Will you give the material below again, every line exactly as it is?

|---|

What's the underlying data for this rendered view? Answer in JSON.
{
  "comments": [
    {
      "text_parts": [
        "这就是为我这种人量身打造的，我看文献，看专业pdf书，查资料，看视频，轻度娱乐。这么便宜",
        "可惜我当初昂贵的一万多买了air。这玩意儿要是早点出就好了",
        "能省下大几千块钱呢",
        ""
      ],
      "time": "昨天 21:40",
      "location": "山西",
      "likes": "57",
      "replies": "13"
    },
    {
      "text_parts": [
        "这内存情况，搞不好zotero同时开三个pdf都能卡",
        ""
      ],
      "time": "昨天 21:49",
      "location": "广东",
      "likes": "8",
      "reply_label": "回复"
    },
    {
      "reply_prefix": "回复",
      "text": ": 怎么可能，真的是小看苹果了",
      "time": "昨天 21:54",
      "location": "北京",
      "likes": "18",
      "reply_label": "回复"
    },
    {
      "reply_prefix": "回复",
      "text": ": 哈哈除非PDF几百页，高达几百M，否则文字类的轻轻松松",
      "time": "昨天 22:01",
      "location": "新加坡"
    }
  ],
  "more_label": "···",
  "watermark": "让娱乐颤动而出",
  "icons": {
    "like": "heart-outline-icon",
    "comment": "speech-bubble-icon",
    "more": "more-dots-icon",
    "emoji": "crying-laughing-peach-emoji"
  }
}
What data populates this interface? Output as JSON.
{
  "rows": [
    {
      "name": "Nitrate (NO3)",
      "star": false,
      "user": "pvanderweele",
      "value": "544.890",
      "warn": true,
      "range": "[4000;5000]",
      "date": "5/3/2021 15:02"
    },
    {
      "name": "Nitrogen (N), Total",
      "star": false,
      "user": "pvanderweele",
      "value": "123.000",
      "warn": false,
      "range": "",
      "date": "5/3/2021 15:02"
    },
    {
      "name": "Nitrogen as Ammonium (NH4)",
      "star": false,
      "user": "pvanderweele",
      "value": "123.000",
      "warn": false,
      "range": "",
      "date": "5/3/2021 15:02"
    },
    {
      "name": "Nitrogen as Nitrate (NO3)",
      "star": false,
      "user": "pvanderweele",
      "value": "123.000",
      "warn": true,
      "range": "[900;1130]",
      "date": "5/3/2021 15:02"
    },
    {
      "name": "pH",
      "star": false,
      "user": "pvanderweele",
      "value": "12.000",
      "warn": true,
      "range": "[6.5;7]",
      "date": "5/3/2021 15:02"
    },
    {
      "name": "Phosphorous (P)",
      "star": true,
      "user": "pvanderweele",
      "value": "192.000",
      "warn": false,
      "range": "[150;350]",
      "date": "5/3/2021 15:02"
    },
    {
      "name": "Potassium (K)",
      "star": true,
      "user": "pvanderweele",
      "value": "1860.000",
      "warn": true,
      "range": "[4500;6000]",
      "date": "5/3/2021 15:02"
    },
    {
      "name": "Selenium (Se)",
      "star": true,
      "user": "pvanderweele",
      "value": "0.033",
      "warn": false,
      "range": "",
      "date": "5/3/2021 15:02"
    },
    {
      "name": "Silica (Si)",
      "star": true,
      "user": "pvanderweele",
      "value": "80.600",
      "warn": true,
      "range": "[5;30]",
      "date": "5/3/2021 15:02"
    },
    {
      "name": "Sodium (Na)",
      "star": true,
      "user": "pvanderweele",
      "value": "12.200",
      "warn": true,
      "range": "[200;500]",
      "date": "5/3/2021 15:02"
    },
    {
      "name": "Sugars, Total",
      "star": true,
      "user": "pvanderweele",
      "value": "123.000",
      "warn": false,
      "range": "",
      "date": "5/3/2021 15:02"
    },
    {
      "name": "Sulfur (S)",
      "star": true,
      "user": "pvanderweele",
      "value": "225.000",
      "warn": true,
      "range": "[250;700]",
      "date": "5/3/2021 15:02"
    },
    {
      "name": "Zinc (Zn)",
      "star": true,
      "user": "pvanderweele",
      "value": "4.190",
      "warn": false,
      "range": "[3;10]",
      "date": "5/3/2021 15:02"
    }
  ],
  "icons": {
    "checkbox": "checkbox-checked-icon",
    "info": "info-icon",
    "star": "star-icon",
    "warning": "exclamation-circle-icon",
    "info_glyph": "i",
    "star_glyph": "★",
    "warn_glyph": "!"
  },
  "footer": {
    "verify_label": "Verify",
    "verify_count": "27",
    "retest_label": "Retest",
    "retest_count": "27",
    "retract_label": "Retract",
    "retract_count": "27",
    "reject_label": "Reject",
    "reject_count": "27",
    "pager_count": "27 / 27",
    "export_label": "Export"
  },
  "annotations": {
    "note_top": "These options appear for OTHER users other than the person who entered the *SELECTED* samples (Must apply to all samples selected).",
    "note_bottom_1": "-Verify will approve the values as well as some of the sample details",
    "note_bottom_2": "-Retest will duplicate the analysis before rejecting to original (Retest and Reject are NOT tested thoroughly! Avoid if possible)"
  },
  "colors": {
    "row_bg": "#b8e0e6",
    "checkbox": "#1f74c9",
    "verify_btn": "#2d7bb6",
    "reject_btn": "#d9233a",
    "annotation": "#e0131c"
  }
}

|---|

-- EXERCISE ANSWER --
What's the underlying data for this rendered view? Answer in JSON.
{
  "comments": [
    {
      "text_parts": [
        "这就是为我这种人量身打造的，我看文献，看专业pdf书，查资料，看视频，轻度娱乐。这么便宜",
        "可惜我当初昂贵的一万多买了air。这玩意儿要是早点出就好了",
        "能省下大几千块钱呢",
        ""
      ],
      "time": "昨天 21:40",
      "location": "山西",
      "likes": "57",
      "replies": "13"
    },
    {
      "text_parts": [
        "这内存情况，搞不好zotero同时开三个pdf都能卡",
        ""
      ],
      "time": "昨天 21:49",
      "location": "广东",
      "likes": "8",
      "reply_label": "回复"
    },
    {
      "reply_prefix": "回复",
      "text": ": 怎么可能，真的是小看苹果了",
      "time": "昨天 21:54",
      "location": "北京",
      "likes": "18",
      "reply_label": "回复"
    },
    {
      "reply_prefix": "回复",
      "text": ": 哈哈除非PDF几百页，高达几百M，否则文字类的轻轻松松",
      "time": "昨天 22:01",
      "location": "新加坡"
    }
  ],
  "more_label": "···",
  "watermark": "让娱乐颤动而出",
  "icons": {
    "like": "heart-outline-icon",
    "comment": "speech-bubble-icon",
    "more": "more-dots-icon",
    "emoji": "crying-laughing-peach-emoji"
  }
}
What data populates this interface? Output as JSON.
{
  "rows": [
    {
      "name": "Nitrate (NO3)",
      "star": false,
      "user": "pvanderweele",
      "value": "544.890",
      "warn": true,
      "range": "[4000;5000]",
      "date": "5/3/2021 15:02"
    },
    {
      "name": "Nitrogen (N), Total",
      "star": false,
      "user": "pvanderweele",
      "value": "123.000",
      "warn": false,
      "range": "",
      "date": "5/3/2021 15:02"
    },
    {
      "name": "Nitrogen as Ammonium (NH4)",
      "star": false,
      "user": "pvanderweele",
      "value": "123.000",
      "warn": false,
      "range": "",
      "date": "5/3/2021 15:02"
    },
    {
      "name": "Nitrogen as Nitrate (NO3)",
      "star": false,
      "user": "pvanderweele",
      "value": "123.000",
      "warn": true,
      "range": "[900;1130]",
      "date": "5/3/2021 15:02"
    },
    {
      "name": "pH",
      "star": false,
      "user": "pvanderweele",
      "value": "12.000",
      "warn": true,
      "range": "[6.5;7]",
      "date": "5/3/2021 15:02"
    },
    {
      "name": "Phosphorous (P)",
      "star": true,
      "user": "pvanderweele",
      "value": "192.000",
      "warn": false,
      "range": "[150;350]",
      "date": "5/3/2021 15:02"
    },
    {
      "name": "Potassium (K)",
      "star": true,
      "user": "pvanderweele",
      "value": "1860.000",
      "warn": true,
      "range": "[4500;6000]",
      "date": "5/3/2021 15:02"
    },
    {
      "name": "Selenium (Se)",
      "star": true,
      "user": "pvanderweele",
      "value": "0.033",
      "warn": false,
      "range": "",
      "date": "5/3/2021 15:02"
    },
    {
      "name": "Silica (Si)",
      "star": true,
      "user": "pvanderweele",
      "value": "80.600",
      "warn": true,
      "range": "[5;30]",
      "date": "5/3/2021 15:02"
    },
    {
      "name": "Sodium (Na)",
      "star": true,
      "user": "pvanderweele",
      "value": "12.200",
      "warn": true,
      "range": "[200;500]",
      "date": "5/3/2021 15:02"
    },
    {
      "name": "Sugars, Total",
      "star": true,
      "user": "pvanderweele",
      "value": "123.000",
      "warn": false,
      "range": "",
      "date": "5/3/2021 15:02"
    },
    {
      "name": "Sulfur (S)",
      "star": true,
      "user": "pvanderweele",
      "value": "225.000",
      "warn": true,
      "range": "[250;700]",
      "date": "5/3/2021 15:02"
    },
    {
      "name": "Zinc (Zn)",
      "star": true,
      "user": "pvanderweele",
      "value": "4.190",
      "warn": false,
      "range": "[3;10]",
      "date": "5/3/2021 15:02"
    }
  ],
  "icons": {
    "checkbox": "checkbox-checked-icon",
    "info": "info-icon",
    "star": "star-icon",
    "warning": "exclamation-circle-icon",
    "info_glyph": "i",
    "star_glyph": "★",
    "warn_glyph": "!"
  },
  "footer": {
    "verify_label": "Verify",
    "verify_count": "27",
    "retest_label": "Retest",
    "retest_count": "27",
    "retract_label": "Retract",
    "retract_count": "27",
    "reject_label": "Reject",
    "reject_count": "27",
    "pager_count": "27 / 27",
    "export_label": "Export"
  },
  "annotations": {
    "note_top": "These options appear for OTHER users other than the person who entered the *SELECTED* samples (Must apply to all samples selected).",
    "note_bottom_1": "-Verify will approve the values as well as some of the sample details",
    "note_bottom_2": "-Retest will duplicate the analysis before rejecting to original (Retest and Reject are NOT tested thoroughly! Avoid if possible)"
  },
  "colors": {
    "row_bg": "#b8e0e6",
    "checkbox": "#1f74c9",
    "verify_btn": "#2d7bb6",
    "reject_btn": "#d9233a",
    "annotation": "#e0131c"
  }
}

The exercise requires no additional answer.